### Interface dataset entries
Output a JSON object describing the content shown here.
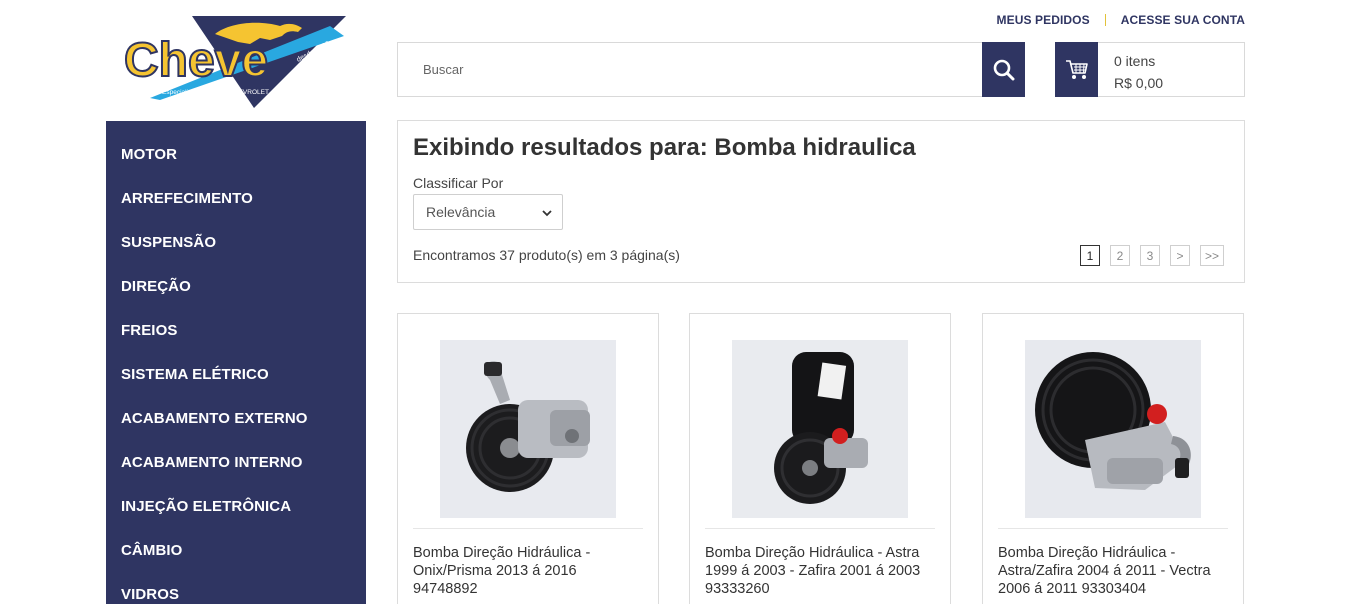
{
  "brand": {
    "logo_text": "Cheve",
    "tagline": "Especialista em Peças CHEVROLET",
    "since": "desde 1989",
    "colors": {
      "navy": "#2f3562",
      "accent_blue": "#29a8e0",
      "logo_yellow": "#f5c431"
    }
  },
  "top_links": {
    "orders": "MEUS PEDIDOS",
    "account": "ACESSE SUA CONTA"
  },
  "search": {
    "placeholder": "Buscar",
    "icon": "search-icon"
  },
  "cart": {
    "items": "0 itens",
    "total": "R$ 0,00",
    "icon": "cart-icon"
  },
  "sidebar": {
    "items": [
      {
        "label": "MOTOR"
      },
      {
        "label": "ARREFECIMENTO"
      },
      {
        "label": "SUSPENSÃO"
      },
      {
        "label": "DIREÇÃO"
      },
      {
        "label": "FREIOS"
      },
      {
        "label": "SISTEMA ELÉTRICO"
      },
      {
        "label": "ACABAMENTO EXTERNO"
      },
      {
        "label": "ACABAMENTO INTERNO"
      },
      {
        "label": "INJEÇÃO ELETRÔNICA"
      },
      {
        "label": "CÂMBIO"
      },
      {
        "label": "VIDROS"
      }
    ]
  },
  "results": {
    "heading": "Exibindo resultados para: Bomba hidraulica",
    "sort_label": "Classificar Por",
    "sort_selected": "Relevância",
    "found_text": "Encontramos 37 produto(s) em 3 página(s)",
    "pages": [
      "1",
      "2",
      "3",
      ">",
      ">>"
    ],
    "current_page": "1"
  },
  "products": [
    {
      "title": "Bomba Direção Hidráulica - Onix/Prisma 2013 á 2016 94748892"
    },
    {
      "title": "Bomba Direção Hidráulica - Astra 1999 á 2003 - Zafira 2001 á 2003 93333260"
    },
    {
      "title": "Bomba Direção Hidráulica - Astra/Zafira 2004 á 2011 - Vectra 2006 á 2011 93303404"
    }
  ]
}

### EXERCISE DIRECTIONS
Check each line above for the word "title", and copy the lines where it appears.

### RESPONSE
      "title": "Bomba Direção Hidráulica - Onix/Prisma 2013 á 2016 94748892"
      "title": "Bomba Direção Hidráulica - Astra 1999 á 2003 - Zafira 2001 á 2003 93333260"
      "title": "Bomba Direção Hidráulica - Astra/Zafira 2004 á 2011 - Vectra 2006 á 2011 93303404"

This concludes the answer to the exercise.